**EXERCISE AIM**. Return, from the data that follows, each line that holds the word "author".

**EXTRACTED INFORMATION**.
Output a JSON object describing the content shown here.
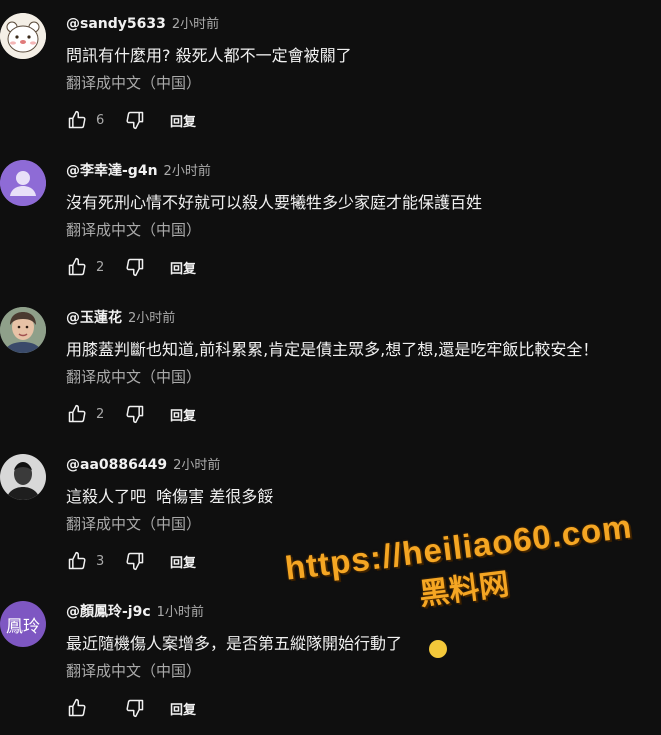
{
  "translate_label": "翻译成中文（中国）",
  "reply_label": "回复",
  "comments": [
    {
      "author": "@sandy5633",
      "time": "2小时前",
      "text": "問訊有什麼用? 殺死人都不一定會被關了",
      "likes": "6",
      "avatar": "cartoon-bear-avatar"
    },
    {
      "author": "@李幸達-g4n",
      "time": "2小时前",
      "text": "沒有死刑心情不好就可以殺人要犧牲多少家庭才能保護百姓",
      "likes": "2",
      "avatar": "default-person-avatar",
      "avatar_color": "#8e6bd6"
    },
    {
      "author": "@玉蓮花",
      "time": "2小时前",
      "text": "用膝蓋判斷也知道,前科累累,肯定是債主眾多,想了想,還是吃牢飯比較安全！",
      "likes": "2",
      "avatar": "photo-avatar"
    },
    {
      "author": "@aa0886449",
      "time": "2小时前",
      "text": "這殺人了吧  啥傷害 差很多餒",
      "likes": "3",
      "avatar": "photo-avatar-dark"
    },
    {
      "author": "@顏鳳玲-j9c",
      "time": "1小时前",
      "text": "最近隨機傷人案增多，是否第五縱隊開始行動了",
      "likes": "",
      "avatar": "initials-avatar",
      "avatar_text": "鳳玲",
      "avatar_color": "#7e57c2"
    }
  ],
  "watermark": {
    "url": "https://heiliao60.com",
    "name": "黑料网",
    "color": "#f5a623"
  }
}
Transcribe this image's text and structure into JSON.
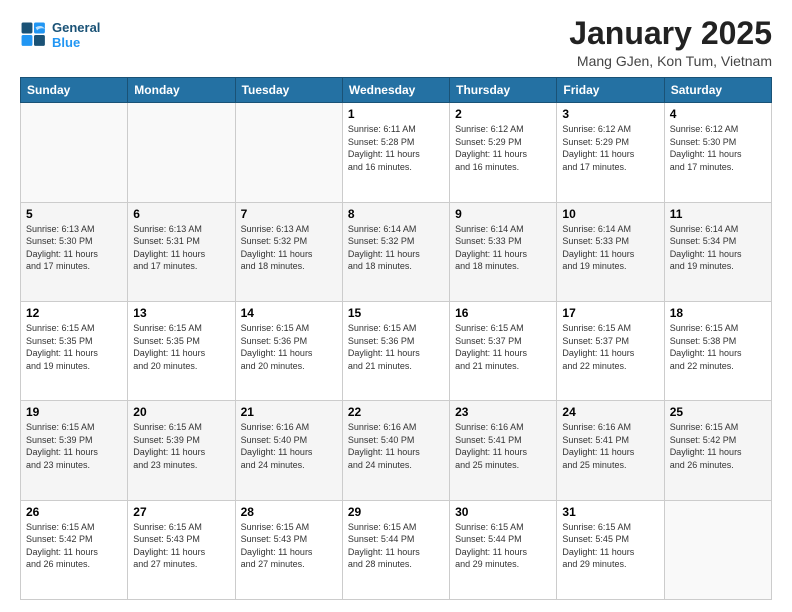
{
  "header": {
    "logo_line1": "General",
    "logo_line2": "Blue",
    "month": "January 2025",
    "location": "Mang GJen, Kon Tum, Vietnam"
  },
  "weekdays": [
    "Sunday",
    "Monday",
    "Tuesday",
    "Wednesday",
    "Thursday",
    "Friday",
    "Saturday"
  ],
  "weeks": [
    [
      {
        "day": "",
        "info": ""
      },
      {
        "day": "",
        "info": ""
      },
      {
        "day": "",
        "info": ""
      },
      {
        "day": "1",
        "info": "Sunrise: 6:11 AM\nSunset: 5:28 PM\nDaylight: 11 hours\nand 16 minutes."
      },
      {
        "day": "2",
        "info": "Sunrise: 6:12 AM\nSunset: 5:29 PM\nDaylight: 11 hours\nand 16 minutes."
      },
      {
        "day": "3",
        "info": "Sunrise: 6:12 AM\nSunset: 5:29 PM\nDaylight: 11 hours\nand 17 minutes."
      },
      {
        "day": "4",
        "info": "Sunrise: 6:12 AM\nSunset: 5:30 PM\nDaylight: 11 hours\nand 17 minutes."
      }
    ],
    [
      {
        "day": "5",
        "info": "Sunrise: 6:13 AM\nSunset: 5:30 PM\nDaylight: 11 hours\nand 17 minutes."
      },
      {
        "day": "6",
        "info": "Sunrise: 6:13 AM\nSunset: 5:31 PM\nDaylight: 11 hours\nand 17 minutes."
      },
      {
        "day": "7",
        "info": "Sunrise: 6:13 AM\nSunset: 5:32 PM\nDaylight: 11 hours\nand 18 minutes."
      },
      {
        "day": "8",
        "info": "Sunrise: 6:14 AM\nSunset: 5:32 PM\nDaylight: 11 hours\nand 18 minutes."
      },
      {
        "day": "9",
        "info": "Sunrise: 6:14 AM\nSunset: 5:33 PM\nDaylight: 11 hours\nand 18 minutes."
      },
      {
        "day": "10",
        "info": "Sunrise: 6:14 AM\nSunset: 5:33 PM\nDaylight: 11 hours\nand 19 minutes."
      },
      {
        "day": "11",
        "info": "Sunrise: 6:14 AM\nSunset: 5:34 PM\nDaylight: 11 hours\nand 19 minutes."
      }
    ],
    [
      {
        "day": "12",
        "info": "Sunrise: 6:15 AM\nSunset: 5:35 PM\nDaylight: 11 hours\nand 19 minutes."
      },
      {
        "day": "13",
        "info": "Sunrise: 6:15 AM\nSunset: 5:35 PM\nDaylight: 11 hours\nand 20 minutes."
      },
      {
        "day": "14",
        "info": "Sunrise: 6:15 AM\nSunset: 5:36 PM\nDaylight: 11 hours\nand 20 minutes."
      },
      {
        "day": "15",
        "info": "Sunrise: 6:15 AM\nSunset: 5:36 PM\nDaylight: 11 hours\nand 21 minutes."
      },
      {
        "day": "16",
        "info": "Sunrise: 6:15 AM\nSunset: 5:37 PM\nDaylight: 11 hours\nand 21 minutes."
      },
      {
        "day": "17",
        "info": "Sunrise: 6:15 AM\nSunset: 5:37 PM\nDaylight: 11 hours\nand 22 minutes."
      },
      {
        "day": "18",
        "info": "Sunrise: 6:15 AM\nSunset: 5:38 PM\nDaylight: 11 hours\nand 22 minutes."
      }
    ],
    [
      {
        "day": "19",
        "info": "Sunrise: 6:15 AM\nSunset: 5:39 PM\nDaylight: 11 hours\nand 23 minutes."
      },
      {
        "day": "20",
        "info": "Sunrise: 6:15 AM\nSunset: 5:39 PM\nDaylight: 11 hours\nand 23 minutes."
      },
      {
        "day": "21",
        "info": "Sunrise: 6:16 AM\nSunset: 5:40 PM\nDaylight: 11 hours\nand 24 minutes."
      },
      {
        "day": "22",
        "info": "Sunrise: 6:16 AM\nSunset: 5:40 PM\nDaylight: 11 hours\nand 24 minutes."
      },
      {
        "day": "23",
        "info": "Sunrise: 6:16 AM\nSunset: 5:41 PM\nDaylight: 11 hours\nand 25 minutes."
      },
      {
        "day": "24",
        "info": "Sunrise: 6:16 AM\nSunset: 5:41 PM\nDaylight: 11 hours\nand 25 minutes."
      },
      {
        "day": "25",
        "info": "Sunrise: 6:15 AM\nSunset: 5:42 PM\nDaylight: 11 hours\nand 26 minutes."
      }
    ],
    [
      {
        "day": "26",
        "info": "Sunrise: 6:15 AM\nSunset: 5:42 PM\nDaylight: 11 hours\nand 26 minutes."
      },
      {
        "day": "27",
        "info": "Sunrise: 6:15 AM\nSunset: 5:43 PM\nDaylight: 11 hours\nand 27 minutes."
      },
      {
        "day": "28",
        "info": "Sunrise: 6:15 AM\nSunset: 5:43 PM\nDaylight: 11 hours\nand 27 minutes."
      },
      {
        "day": "29",
        "info": "Sunrise: 6:15 AM\nSunset: 5:44 PM\nDaylight: 11 hours\nand 28 minutes."
      },
      {
        "day": "30",
        "info": "Sunrise: 6:15 AM\nSunset: 5:44 PM\nDaylight: 11 hours\nand 29 minutes."
      },
      {
        "day": "31",
        "info": "Sunrise: 6:15 AM\nSunset: 5:45 PM\nDaylight: 11 hours\nand 29 minutes."
      },
      {
        "day": "",
        "info": ""
      }
    ]
  ]
}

**SOLUTION BELOW**.
      "author": "@sandy5633",
      "author": "@李幸達-g4n",
      "author": "@玉蓮花",
      "author": "@aa0886449",
      "author": "@顏鳳玲-j9c",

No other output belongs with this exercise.